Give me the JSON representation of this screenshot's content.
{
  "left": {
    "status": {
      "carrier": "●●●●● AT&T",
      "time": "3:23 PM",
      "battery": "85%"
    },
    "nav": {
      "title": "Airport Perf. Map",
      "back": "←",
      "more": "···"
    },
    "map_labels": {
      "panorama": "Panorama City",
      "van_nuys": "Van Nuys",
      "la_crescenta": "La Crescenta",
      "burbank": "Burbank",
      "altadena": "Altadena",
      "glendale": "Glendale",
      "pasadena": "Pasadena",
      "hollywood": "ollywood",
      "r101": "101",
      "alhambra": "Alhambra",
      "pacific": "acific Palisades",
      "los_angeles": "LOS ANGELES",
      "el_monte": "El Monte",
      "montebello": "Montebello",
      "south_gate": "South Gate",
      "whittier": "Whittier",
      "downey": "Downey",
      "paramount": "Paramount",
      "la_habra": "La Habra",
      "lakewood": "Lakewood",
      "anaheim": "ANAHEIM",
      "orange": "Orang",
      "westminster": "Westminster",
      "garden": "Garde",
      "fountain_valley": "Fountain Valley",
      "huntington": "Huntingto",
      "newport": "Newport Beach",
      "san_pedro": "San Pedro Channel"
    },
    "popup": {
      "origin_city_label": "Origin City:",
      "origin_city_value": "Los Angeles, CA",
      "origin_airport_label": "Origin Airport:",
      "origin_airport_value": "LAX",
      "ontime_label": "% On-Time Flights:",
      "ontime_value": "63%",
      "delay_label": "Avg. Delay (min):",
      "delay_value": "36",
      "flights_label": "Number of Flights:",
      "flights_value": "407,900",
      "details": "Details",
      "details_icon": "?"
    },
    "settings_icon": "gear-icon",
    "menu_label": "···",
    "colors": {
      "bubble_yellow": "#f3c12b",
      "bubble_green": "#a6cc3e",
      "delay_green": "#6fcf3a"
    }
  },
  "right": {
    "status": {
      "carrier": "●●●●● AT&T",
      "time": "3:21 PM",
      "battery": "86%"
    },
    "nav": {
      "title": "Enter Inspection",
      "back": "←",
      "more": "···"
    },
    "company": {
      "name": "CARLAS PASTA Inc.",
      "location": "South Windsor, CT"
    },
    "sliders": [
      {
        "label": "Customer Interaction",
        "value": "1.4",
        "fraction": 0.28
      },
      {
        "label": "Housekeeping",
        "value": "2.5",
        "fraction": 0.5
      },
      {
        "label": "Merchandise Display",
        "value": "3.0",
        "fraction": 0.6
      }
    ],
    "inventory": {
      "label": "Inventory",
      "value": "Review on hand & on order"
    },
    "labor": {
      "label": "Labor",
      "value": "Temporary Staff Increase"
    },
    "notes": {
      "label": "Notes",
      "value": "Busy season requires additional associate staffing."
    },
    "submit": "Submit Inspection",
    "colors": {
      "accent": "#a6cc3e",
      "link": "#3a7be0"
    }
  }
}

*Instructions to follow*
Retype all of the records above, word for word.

*Response*
Give me the JSON representation of this screenshot's content.
{
  "left": {
    "status": {
      "carrier": "●●●●● AT&T",
      "time": "3:23 PM",
      "battery": "85%"
    },
    "nav": {
      "title": "Airport Perf. Map",
      "back": "←",
      "more": "···"
    },
    "map_labels": {
      "panorama": "Panorama City",
      "van_nuys": "Van Nuys",
      "la_crescenta": "La Crescenta",
      "burbank": "Burbank",
      "altadena": "Altadena",
      "glendale": "Glendale",
      "pasadena": "Pasadena",
      "hollywood": "ollywood",
      "r101": "101",
      "alhambra": "Alhambra",
      "pacific": "acific Palisades",
      "los_angeles": "LOS ANGELES",
      "el_monte": "El Monte",
      "montebello": "Montebello",
      "south_gate": "South Gate",
      "whittier": "Whittier",
      "downey": "Downey",
      "paramount": "Paramount",
      "la_habra": "La Habra",
      "lakewood": "Lakewood",
      "anaheim": "ANAHEIM",
      "orange": "Orang",
      "westminster": "Westminster",
      "garden": "Garde",
      "fountain_valley": "Fountain Valley",
      "huntington": "Huntingto",
      "newport": "Newport Beach",
      "san_pedro": "San Pedro Channel"
    },
    "popup": {
      "origin_city_label": "Origin City:",
      "origin_city_value": "Los Angeles, CA",
      "origin_airport_label": "Origin Airport:",
      "origin_airport_value": "LAX",
      "ontime_label": "% On-Time Flights:",
      "ontime_value": "63%",
      "delay_label": "Avg. Delay (min):",
      "delay_value": "36",
      "flights_label": "Number of Flights:",
      "flights_value": "407,900",
      "details": "Details",
      "details_icon": "?"
    },
    "settings_icon": "gear-icon",
    "menu_label": "···",
    "colors": {
      "bubble_yellow": "#f3c12b",
      "bubble_green": "#a6cc3e",
      "delay_green": "#6fcf3a"
    }
  },
  "right": {
    "status": {
      "carrier": "●●●●● AT&T",
      "time": "3:21 PM",
      "battery": "86%"
    },
    "nav": {
      "title": "Enter Inspection",
      "back": "←",
      "more": "···"
    },
    "company": {
      "name": "CARLAS PASTA Inc.",
      "location": "South Windsor, CT"
    },
    "sliders": [
      {
        "label": "Customer Interaction",
        "value": "1.4",
        "fraction": 0.28
      },
      {
        "label": "Housekeeping",
        "value": "2.5",
        "fraction": 0.5
      },
      {
        "label": "Merchandise Display",
        "value": "3.0",
        "fraction": 0.6
      }
    ],
    "inventory": {
      "label": "Inventory",
      "value": "Review on hand & on order"
    },
    "labor": {
      "label": "Labor",
      "value": "Temporary Staff Increase"
    },
    "notes": {
      "label": "Notes",
      "value": "Busy season requires additional associate staffing."
    },
    "submit": "Submit Inspection",
    "colors": {
      "accent": "#a6cc3e",
      "link": "#3a7be0"
    }
  }
}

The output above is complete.